Shortly after this conference, I traveled with the Observer to California for a national conference, and we came back with so many ideas with the majority of them being implemented shortly thereafter. On the flight back, I had an epiphany and figured that OLAS was not for me any longer and decided not to apply for the executive board.

Meanwhile, I was super excited to come back and make our final issues the best ones yet. I asked our advisor if it was possible for me to stay on as editor-in-chief because although it had been a rough year, I had seen myself grow so much in the newsroom. I saw the potential that the staff and I had and chose to stay with them because I believed we could have a real impact on the student body by providing them with real news stories, campus resources and answers to a typical college student’s most pressing questions.

Over time, I was able to get over the fear of talking in front of the staff. After learning what I needed to do and becoming comfortable with many aspects of the newsroom, new challenges arose. One of the biggest problems I had was not relying on others because I was convinced if I didn’t do things myself, it wasn’t being done right. That was immature of me but it wasn’t until I had the opportunity to work with someone who was truly reliable and an exceptional leader that I was able to overcome that.

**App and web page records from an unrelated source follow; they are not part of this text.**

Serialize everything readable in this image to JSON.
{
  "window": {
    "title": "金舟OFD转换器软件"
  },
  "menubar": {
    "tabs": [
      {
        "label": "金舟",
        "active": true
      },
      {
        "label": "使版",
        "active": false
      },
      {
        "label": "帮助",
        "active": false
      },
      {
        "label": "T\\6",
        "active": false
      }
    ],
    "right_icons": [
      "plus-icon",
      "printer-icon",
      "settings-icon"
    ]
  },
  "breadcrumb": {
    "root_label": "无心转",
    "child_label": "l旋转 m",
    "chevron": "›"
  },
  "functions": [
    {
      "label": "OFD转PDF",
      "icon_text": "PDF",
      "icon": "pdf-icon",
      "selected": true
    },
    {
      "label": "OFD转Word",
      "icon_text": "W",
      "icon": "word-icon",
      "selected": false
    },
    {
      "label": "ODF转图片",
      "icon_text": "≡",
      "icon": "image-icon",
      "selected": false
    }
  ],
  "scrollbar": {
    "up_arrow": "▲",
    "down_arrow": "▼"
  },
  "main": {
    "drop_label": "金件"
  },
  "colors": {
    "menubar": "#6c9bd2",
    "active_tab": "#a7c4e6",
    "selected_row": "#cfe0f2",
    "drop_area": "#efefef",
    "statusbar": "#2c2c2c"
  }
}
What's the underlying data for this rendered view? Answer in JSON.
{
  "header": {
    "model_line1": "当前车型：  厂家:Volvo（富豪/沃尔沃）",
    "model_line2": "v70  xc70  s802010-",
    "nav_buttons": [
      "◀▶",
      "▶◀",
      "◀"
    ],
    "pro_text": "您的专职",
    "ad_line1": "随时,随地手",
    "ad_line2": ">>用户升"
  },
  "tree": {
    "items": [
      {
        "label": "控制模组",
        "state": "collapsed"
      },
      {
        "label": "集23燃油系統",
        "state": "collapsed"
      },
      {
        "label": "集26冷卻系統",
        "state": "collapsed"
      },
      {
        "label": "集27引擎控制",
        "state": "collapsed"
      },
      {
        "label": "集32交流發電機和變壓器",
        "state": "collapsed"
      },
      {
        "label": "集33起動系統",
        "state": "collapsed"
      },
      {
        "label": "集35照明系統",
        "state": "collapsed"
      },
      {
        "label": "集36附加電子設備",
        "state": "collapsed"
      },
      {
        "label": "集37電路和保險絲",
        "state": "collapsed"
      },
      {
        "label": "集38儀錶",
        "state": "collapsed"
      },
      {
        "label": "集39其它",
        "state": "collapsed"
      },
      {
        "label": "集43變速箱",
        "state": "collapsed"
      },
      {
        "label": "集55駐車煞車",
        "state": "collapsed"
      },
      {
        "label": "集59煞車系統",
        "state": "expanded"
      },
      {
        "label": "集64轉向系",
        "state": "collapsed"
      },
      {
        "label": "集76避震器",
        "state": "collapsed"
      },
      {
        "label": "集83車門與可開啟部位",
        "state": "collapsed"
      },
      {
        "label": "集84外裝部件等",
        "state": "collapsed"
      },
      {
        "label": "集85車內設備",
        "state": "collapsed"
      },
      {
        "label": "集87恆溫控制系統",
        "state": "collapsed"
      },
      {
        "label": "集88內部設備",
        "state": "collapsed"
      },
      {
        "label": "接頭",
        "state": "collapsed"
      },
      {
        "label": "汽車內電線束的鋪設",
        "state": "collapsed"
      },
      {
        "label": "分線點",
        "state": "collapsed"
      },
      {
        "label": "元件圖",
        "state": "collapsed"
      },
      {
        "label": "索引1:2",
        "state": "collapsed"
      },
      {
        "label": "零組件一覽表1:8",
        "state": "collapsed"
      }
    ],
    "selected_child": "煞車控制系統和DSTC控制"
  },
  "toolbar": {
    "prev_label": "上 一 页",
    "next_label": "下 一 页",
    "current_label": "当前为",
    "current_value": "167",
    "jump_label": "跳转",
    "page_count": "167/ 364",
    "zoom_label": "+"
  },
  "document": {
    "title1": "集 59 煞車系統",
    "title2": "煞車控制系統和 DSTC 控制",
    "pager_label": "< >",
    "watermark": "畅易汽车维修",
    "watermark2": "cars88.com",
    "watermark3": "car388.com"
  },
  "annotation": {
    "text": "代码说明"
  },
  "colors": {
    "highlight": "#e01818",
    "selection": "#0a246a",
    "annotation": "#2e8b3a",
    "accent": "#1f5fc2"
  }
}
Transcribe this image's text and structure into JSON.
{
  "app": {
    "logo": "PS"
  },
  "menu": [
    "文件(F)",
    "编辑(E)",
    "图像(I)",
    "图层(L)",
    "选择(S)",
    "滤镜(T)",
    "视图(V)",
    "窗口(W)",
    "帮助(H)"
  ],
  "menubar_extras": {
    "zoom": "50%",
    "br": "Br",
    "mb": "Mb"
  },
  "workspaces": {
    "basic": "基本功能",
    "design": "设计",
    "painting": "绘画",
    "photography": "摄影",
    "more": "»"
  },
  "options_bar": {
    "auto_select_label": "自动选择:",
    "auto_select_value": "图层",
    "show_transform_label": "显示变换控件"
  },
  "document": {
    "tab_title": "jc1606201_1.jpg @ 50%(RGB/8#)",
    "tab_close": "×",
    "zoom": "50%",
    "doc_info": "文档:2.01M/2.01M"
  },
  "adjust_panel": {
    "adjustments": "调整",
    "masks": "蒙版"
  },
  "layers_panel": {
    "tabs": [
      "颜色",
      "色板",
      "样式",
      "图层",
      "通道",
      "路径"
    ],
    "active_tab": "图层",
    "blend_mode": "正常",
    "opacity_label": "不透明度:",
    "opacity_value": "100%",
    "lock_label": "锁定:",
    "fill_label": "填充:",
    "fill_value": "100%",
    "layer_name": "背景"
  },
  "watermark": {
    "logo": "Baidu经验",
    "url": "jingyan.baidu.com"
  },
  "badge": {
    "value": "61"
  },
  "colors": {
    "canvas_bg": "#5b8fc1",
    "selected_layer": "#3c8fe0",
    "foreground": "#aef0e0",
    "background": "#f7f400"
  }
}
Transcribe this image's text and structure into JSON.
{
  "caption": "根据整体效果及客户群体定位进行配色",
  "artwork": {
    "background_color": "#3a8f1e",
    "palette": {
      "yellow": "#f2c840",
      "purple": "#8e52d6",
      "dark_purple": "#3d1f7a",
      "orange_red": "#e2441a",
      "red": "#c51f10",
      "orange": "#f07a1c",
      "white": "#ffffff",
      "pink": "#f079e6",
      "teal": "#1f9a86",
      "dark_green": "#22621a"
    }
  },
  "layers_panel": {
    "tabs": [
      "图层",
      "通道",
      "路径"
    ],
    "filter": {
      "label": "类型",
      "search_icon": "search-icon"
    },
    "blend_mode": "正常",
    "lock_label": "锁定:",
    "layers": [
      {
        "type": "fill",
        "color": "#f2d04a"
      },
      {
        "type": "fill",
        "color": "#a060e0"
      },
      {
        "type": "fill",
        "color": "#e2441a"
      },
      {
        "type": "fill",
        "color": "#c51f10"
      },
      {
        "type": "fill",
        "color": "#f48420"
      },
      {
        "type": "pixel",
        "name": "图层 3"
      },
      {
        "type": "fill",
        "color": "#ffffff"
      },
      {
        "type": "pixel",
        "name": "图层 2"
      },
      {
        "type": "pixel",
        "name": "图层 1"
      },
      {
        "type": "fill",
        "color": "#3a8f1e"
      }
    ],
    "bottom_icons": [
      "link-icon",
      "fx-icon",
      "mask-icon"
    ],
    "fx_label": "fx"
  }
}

Being a leader means people will recognize you because they see you around often, which also means they’ll eventually remember what you do on campus. My close friends always bring up how quiet and reserved I was in high school and now refer to me as a social butterfly. I now realize why they believe this to be my new identity, but being a leader means you have to be social, so I’m not sure how I can be one and not the other.

Being involved has helped me realize that it’s a lot like adulthood and that has helped me because I’ve had to exercise my patience a lot more often, problem solve and understand that although I’m working with adults, sometimes it may not seem like it. Also, just because I’m involved, whether I’m doing something significant or not, does not mean I am entitled or should be praised because I’m not that different than my fellow classmates.

Some of the hardest pills I’ve had to swallow during this journey are that being a leader puts you in a position where you’re going to be criticized, and although you may respect others, that respect won’t always be mutual. And that’s okay because that’s what the real world is like; you just have to learn to manage some of the anxiety all of the noise can cause and stay true to your good intentions.

At the beginning of my college education, I decided to become involved for my self-interest, but over time and by the end of my first year, I thought I needed to step up because I figured no one else would and saw potential in our newspaper staff. Following this decision, I’ve had to learn a lot, and very quickly, to become the leader I am today.

The hardest thing I’ve dealt with is stress. I picked up a lot of responsibilities and constantly feel overwhelmed. I enjoy being active, but it’s difficult finding time for everything. The first year I was conflicted because it felt like I was losing myself. However, in reality, I was just struggling with accepting what I’d been able to do, which was stepping so far out of my comfort zone. But I’m glad I did. I know that, by limiting my workload and activities, I can find a balance and not struggle as much, but it’s just a matter of doing that.

I don’t think I would have had the same opportunity if I had gone to any other school, but that’s the great thing about ECC. If you want to do something, you can. I’m still an introvert at heart, but I am leaving a better and stronger leader at the end of this part of my life, and for that, I am thankful.